=== Begin Enclosure ===

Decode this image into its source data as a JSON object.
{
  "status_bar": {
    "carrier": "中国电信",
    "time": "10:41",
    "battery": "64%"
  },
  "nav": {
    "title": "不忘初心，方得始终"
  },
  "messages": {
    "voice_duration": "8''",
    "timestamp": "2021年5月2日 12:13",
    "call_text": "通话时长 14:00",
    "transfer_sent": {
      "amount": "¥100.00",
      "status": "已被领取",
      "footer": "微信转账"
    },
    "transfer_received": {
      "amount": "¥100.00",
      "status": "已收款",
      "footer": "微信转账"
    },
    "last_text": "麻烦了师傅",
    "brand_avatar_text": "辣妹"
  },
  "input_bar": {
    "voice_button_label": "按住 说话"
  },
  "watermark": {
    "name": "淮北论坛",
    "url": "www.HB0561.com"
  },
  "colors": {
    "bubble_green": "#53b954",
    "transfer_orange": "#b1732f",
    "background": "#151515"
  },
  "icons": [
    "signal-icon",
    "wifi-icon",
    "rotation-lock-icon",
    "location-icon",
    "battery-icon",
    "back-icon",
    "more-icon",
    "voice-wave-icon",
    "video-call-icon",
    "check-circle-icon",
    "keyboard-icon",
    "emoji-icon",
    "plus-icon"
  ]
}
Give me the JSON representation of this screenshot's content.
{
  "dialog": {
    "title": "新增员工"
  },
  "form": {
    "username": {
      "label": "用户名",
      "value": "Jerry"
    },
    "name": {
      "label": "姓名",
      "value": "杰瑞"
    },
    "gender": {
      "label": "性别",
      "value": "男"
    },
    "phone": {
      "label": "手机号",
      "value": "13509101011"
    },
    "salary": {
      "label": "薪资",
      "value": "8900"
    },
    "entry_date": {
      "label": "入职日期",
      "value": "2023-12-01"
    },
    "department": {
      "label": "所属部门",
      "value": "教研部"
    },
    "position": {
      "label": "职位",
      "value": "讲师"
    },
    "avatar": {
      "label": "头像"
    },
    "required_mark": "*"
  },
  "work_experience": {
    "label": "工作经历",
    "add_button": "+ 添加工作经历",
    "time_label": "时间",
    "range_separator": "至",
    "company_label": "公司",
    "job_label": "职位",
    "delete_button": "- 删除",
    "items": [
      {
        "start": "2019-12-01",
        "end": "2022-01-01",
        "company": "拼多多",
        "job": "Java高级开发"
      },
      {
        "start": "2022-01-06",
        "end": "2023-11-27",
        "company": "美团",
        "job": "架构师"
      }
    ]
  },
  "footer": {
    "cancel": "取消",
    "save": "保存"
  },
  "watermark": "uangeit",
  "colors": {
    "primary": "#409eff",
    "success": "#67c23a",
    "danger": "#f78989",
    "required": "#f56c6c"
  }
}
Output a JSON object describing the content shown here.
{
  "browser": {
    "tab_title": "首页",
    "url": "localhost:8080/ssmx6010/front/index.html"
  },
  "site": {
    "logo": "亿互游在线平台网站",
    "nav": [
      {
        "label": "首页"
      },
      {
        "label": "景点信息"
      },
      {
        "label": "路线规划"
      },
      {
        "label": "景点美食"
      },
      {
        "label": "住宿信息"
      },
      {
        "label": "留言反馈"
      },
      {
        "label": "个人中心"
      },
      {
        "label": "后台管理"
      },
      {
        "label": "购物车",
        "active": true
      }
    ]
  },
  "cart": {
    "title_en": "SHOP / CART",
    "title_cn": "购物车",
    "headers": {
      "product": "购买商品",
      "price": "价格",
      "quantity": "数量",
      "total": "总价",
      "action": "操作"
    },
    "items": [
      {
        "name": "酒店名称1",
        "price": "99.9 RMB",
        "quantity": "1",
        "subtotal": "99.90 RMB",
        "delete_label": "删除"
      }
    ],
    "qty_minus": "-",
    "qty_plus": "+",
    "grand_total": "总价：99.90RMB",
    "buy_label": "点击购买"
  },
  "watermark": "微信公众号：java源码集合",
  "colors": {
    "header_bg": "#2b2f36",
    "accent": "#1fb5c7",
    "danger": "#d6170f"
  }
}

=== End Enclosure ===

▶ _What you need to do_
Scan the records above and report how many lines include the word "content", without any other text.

▶ _Solution for this exercise_
2